In the workplace and society, this is no different. It is no different because as human beings, there is something about the clarity, cleanliness and see-through character of the window pane that we expect professionally and socially, and indeed, are self-challenged to role-model in our day-to-day relations with each other.
Take the issue of financial reward and equal pay, for example, an issue that has now been brought to the forefront of all best practice organisations globally. It is approximately four decades since Equal Pay became a recognised issue across the globe, yet men still earn more than women in nearly 90% of job categories in the UK specifically – according to analysis carried out by the Guardian. This is replicated across other world economies. Indeed in the UK, men take home higher pay than women in 370 of the UK’s 426 job classifications. Furthermore, in Australia, there have been recent questions with regard the absence of women in the decision-making process in issues to do with Defence, an issue linked directly to pay inequality, amongst other things. Continue reading
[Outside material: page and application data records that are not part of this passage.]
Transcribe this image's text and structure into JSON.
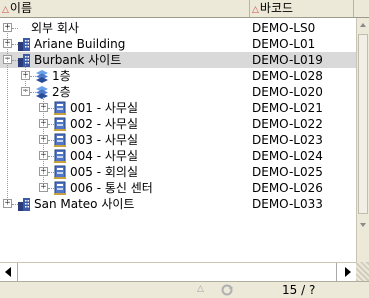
{
  "columns": {
    "name": "이름",
    "barcode": "바코드"
  },
  "rows": [
    {
      "label": "외부 회사",
      "code": "DEMO-LS0",
      "icon": "none",
      "expander": "+",
      "level": 0,
      "selected": false
    },
    {
      "label": "Ariane Building",
      "code": "DEMO-L01",
      "icon": "building-icon",
      "expander": "+",
      "level": 0,
      "selected": false
    },
    {
      "label": "Burbank 사이트",
      "code": "DEMO-L019",
      "icon": "building-icon",
      "expander": "-",
      "level": 0,
      "selected": true
    },
    {
      "label": "1층",
      "code": "DEMO-L028",
      "icon": "floor-icon",
      "expander": "+",
      "level": 1,
      "selected": false
    },
    {
      "label": "2층",
      "code": "DEMO-L020",
      "icon": "floor-icon",
      "expander": "-",
      "level": 1,
      "selected": false
    },
    {
      "label": "001 - 사무실",
      "code": "DEMO-L021",
      "icon": "room-icon",
      "expander": "+",
      "level": 2,
      "selected": false
    },
    {
      "label": "002 - 사무실",
      "code": "DEMO-L022",
      "icon": "room-icon",
      "expander": "+",
      "level": 2,
      "selected": false
    },
    {
      "label": "003 - 사무실",
      "code": "DEMO-L023",
      "icon": "room-icon",
      "expander": "+",
      "level": 2,
      "selected": false
    },
    {
      "label": "004 - 사무실",
      "code": "DEMO-L024",
      "icon": "room-icon",
      "expander": "+",
      "level": 2,
      "selected": false
    },
    {
      "label": "005 - 회의실",
      "code": "DEMO-L025",
      "icon": "room-icon",
      "expander": "+",
      "level": 2,
      "selected": false
    },
    {
      "label": "006 - 통신 센터",
      "code": "DEMO-L026",
      "icon": "room-icon",
      "expander": "+",
      "level": 2,
      "selected": false
    },
    {
      "label": "San Mateo 사이트",
      "code": "DEMO-L033",
      "icon": "building-icon",
      "expander": "+",
      "level": 0,
      "selected": false
    }
  ],
  "status": {
    "count": "15 / ?"
  },
  "colors": {
    "selected_row": "#d9d9d9",
    "header_bg": "#ece9d8",
    "sort_arrow": "#d04a4a"
  }
}
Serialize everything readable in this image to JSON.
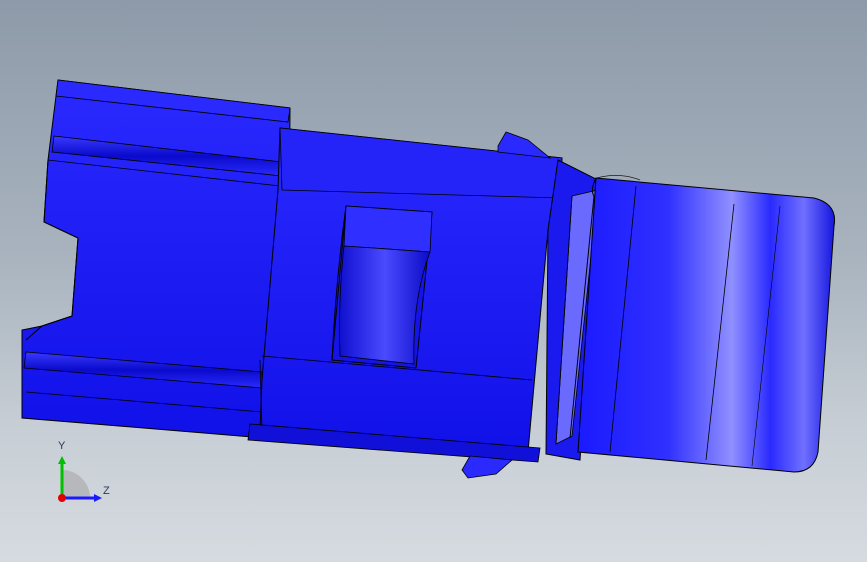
{
  "viewport": {
    "background_top": "#8d9aa9",
    "background_bottom": "#d6dbe0"
  },
  "model": {
    "part_color": "#1a1aff",
    "edge_color": "#000000",
    "highlight_color": "#8a8aff"
  },
  "triad": {
    "y_label": "Y",
    "z_label": "Z",
    "y_color": "#00c000",
    "z_color": "#1a1aff",
    "x_color": "#e00000"
  }
}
I am attending a roundtable discussion tomorrow on ‘maximising the potential of women in organisations’. It will be attended by stakeholders from within the FTSE 100 and other organisations in the public and voluntary sectors – and for me, is symptomatic of the progress being made by businesses to deal with the gender gap at Board and management levels in UK based organisations.
Indeed, such discussions are not only happening here in the UK. It was only a couple of days ago, a colleague and good friend forwarded me a link to an article which reported on the bold steps the New Zealand Stock Exchange had taken to begin addressing the gender balance through ensuring that publicly listed companies mandatorily reported on gender by 2012, putting in place development programs as well as a range of other initiatives, etc
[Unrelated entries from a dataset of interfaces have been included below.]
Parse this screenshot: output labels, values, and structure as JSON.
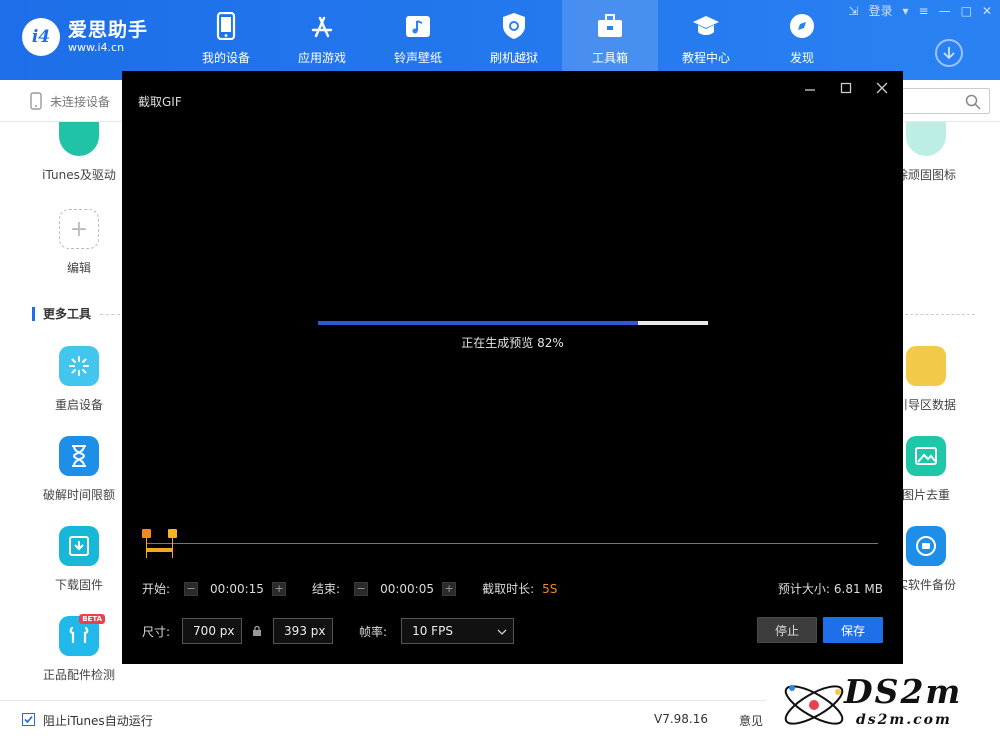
{
  "app": {
    "name": "爱思助手",
    "url": "www.i4.cn",
    "logo_badge": "i4",
    "brand_color": "#1d6ee8",
    "login": "登录"
  },
  "nav": [
    {
      "label": "我的设备",
      "icon": "phone-icon"
    },
    {
      "label": "应用游戏",
      "icon": "app-store-icon"
    },
    {
      "label": "铃声壁纸",
      "icon": "music-icon"
    },
    {
      "label": "刷机越狱",
      "icon": "shield-icon"
    },
    {
      "label": "工具箱",
      "icon": "toolbox-icon",
      "active": true
    },
    {
      "label": "教程中心",
      "icon": "graduation-cap-icon"
    },
    {
      "label": "发现",
      "icon": "compass-icon"
    }
  ],
  "subbar": {
    "device_status": "未连接设备"
  },
  "left_tools": [
    {
      "label": "iTunes及驱动",
      "color": "#21c3a6"
    },
    {
      "label": "编辑",
      "color": "#ffffff"
    },
    {
      "label": "重启设备",
      "color": "#42c6ee"
    },
    {
      "label": "破解时间限额",
      "color": "#1d8fe8"
    },
    {
      "label": "下载固件",
      "color": "#18b7d8"
    },
    {
      "label": "正品配件检测",
      "color": "#21b9ea",
      "badge": "BETA"
    }
  ],
  "right_tools": [
    {
      "label": "除顽固图标",
      "color": "#bdeee6"
    },
    {
      "label": "引导区数据",
      "color": "#f3c94a"
    },
    {
      "label": "图片去重",
      "color": "#1ec7a8"
    },
    {
      "label": "实软件备份",
      "color": "#1d8fe8"
    }
  ],
  "section_title": "更多工具",
  "bottom": {
    "checkbox_label": "阻止iTunes自动运行",
    "version": "V7.98.16",
    "feedback": "意见"
  },
  "watermark": {
    "big": "DS2m",
    "small": "ds2m.com"
  },
  "dialog": {
    "title": "截取GIF",
    "progress_percent": 82,
    "progress_text": "正在生成预览 82%",
    "start_label": "开始:",
    "start_value": "00:00:15",
    "end_label": "结束:",
    "end_value": "00:00:05",
    "duration_label": "截取时长:",
    "duration_value": "5S",
    "estimate_label": "预计大小:",
    "estimate_value": "6.81 MB",
    "size_label": "尺寸:",
    "width_value": "700 px",
    "height_value": "393 px",
    "fps_label": "帧率:",
    "fps_value": "10 FPS",
    "stop_label": "停止",
    "save_label": "保存",
    "minus": "−",
    "plus": "+"
  }
}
Now, I am very much in favour of the practical steps and initiatives being taken by governments, international organisations, and senior stakeholders on this important agenda. Indeed, I have designed programs aimed at promoting greater gender diversity myself. But I do, nonetheless, have a niggling question, which some of my readers may also have, and which we have to ask: What about the other equality ‘strands’ or ‘protected characteristics? – those living with disabilities, those from a range of ethnic minority communities, those with a ‘different’ sexual orientation, the socially and economically disadvantaged, the ‘younger’ and ‘older’ talent who find workplace mobility difficult to positively navigate, etc. What’s happening to them? What initiatives are being put in place for them? Is there even the slightest possibility that they feel left out of the ‘inclusivity’ picture here?
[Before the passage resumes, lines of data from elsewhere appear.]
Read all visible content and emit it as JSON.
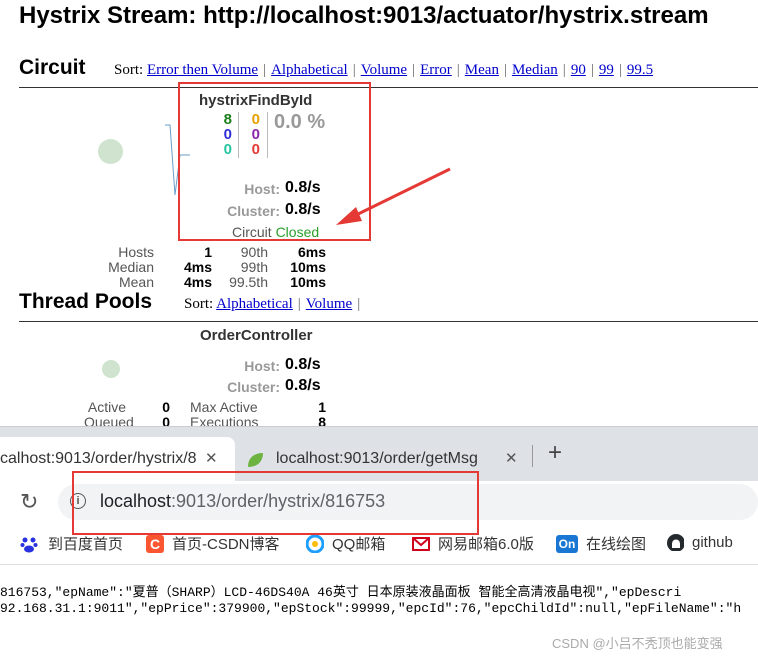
{
  "page": {
    "title": "Hystrix Stream: http://localhost:9013/actuator/hystrix.stream"
  },
  "circuit": {
    "heading": "Circuit",
    "sort_label": "Sort:",
    "sort_options": [
      "Error then Volume",
      "Alphabetical",
      "Volume",
      "Error",
      "Mean",
      "Median",
      "90",
      "99",
      "99.5"
    ],
    "card": {
      "name": "hystrixFindById",
      "counts": {
        "success": "8",
        "short_circuited": "0",
        "bad_request": "0",
        "timeout": "0",
        "rejected": "0",
        "failure": "0"
      },
      "error_pct": "0.0 %",
      "host_label": "Host:",
      "host_rate": "0.8/s",
      "cluster_label": "Cluster:",
      "cluster_rate": "0.8/s",
      "circuit_label": "Circuit",
      "circuit_status": "Closed",
      "hosts_label": "Hosts",
      "hosts_value": "1",
      "median_label": "Median",
      "median_value": "4ms",
      "mean_label": "Mean",
      "mean_value": "4ms",
      "p90_label": "90th",
      "p90_value": "6ms",
      "p99_label": "99th",
      "p99_value": "10ms",
      "p995_label": "99.5th",
      "p995_value": "10ms"
    }
  },
  "thread_pools": {
    "heading": "Thread Pools",
    "sort_label": "Sort:",
    "sort_options": [
      "Alphabetical",
      "Volume"
    ],
    "pool": {
      "name": "OrderController",
      "host_label": "Host:",
      "host_rate": "0.8/s",
      "cluster_label": "Cluster:",
      "cluster_rate": "0.8/s",
      "active_label": "Active",
      "active_value": "0",
      "queued_label": "Queued",
      "queued_value": "0",
      "max_active_label": "Max Active",
      "max_active_value": "1",
      "executions_label": "Executions",
      "executions_value": "8"
    }
  },
  "browser": {
    "tabs": [
      {
        "label": "calhost:9013/order/hystrix/8",
        "active": true
      },
      {
        "label": "localhost:9013/order/getMsg",
        "active": false
      }
    ],
    "new_tab_symbol": "+",
    "close_symbol": "✕",
    "reload_symbol": "↻",
    "info_symbol": "i",
    "url_host": "localhost",
    "url_rest": ":9013/order/hystrix/816753",
    "bookmarks": [
      {
        "label": "到百度首页",
        "icon": "baidu-icon",
        "color": "#2932e1"
      },
      {
        "label": "首页-CSDN博客",
        "icon": "csdn-icon",
        "color": "#fc5531"
      },
      {
        "label": "QQ邮箱",
        "icon": "qq-mail-icon",
        "color": "#1e9fff"
      },
      {
        "label": "网易邮箱6.0版",
        "icon": "netease-mail-icon",
        "color": "#d0021b"
      },
      {
        "label": "在线绘图",
        "icon": "online-draw-icon",
        "color": "#1976d2"
      },
      {
        "label": "github",
        "icon": "github-icon",
        "color": "#24292e"
      }
    ],
    "bookmark_badge_on": "On",
    "bookmark_badge_c": "C"
  },
  "response": {
    "line1": "816753,\"epName\":\"夏普（SHARP）LCD-46DS40A 46英寸 日本原装液晶面板 智能全高清液晶电视\",\"epDescri",
    "line2": "92.168.31.1:9011\",\"epPrice\":379900,\"epStock\":99999,\"epcId\":76,\"epcChildId\":null,\"epFileName\":\"h",
    "watermark": "CSDN @小吕不秃顶也能变强"
  },
  "colors": {
    "success": "#1b7e1b",
    "short_circuited": "#2f2fd6",
    "bad_request": "#26c6a0",
    "timeout": "#e6a100",
    "rejected": "#8e24aa",
    "failure": "#e53935",
    "closed": "#2aa02a",
    "annotation": "#e53935"
  }
}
Whilst at University, I spent a lot of time studying feminist philosophical and theological arguments Continue reading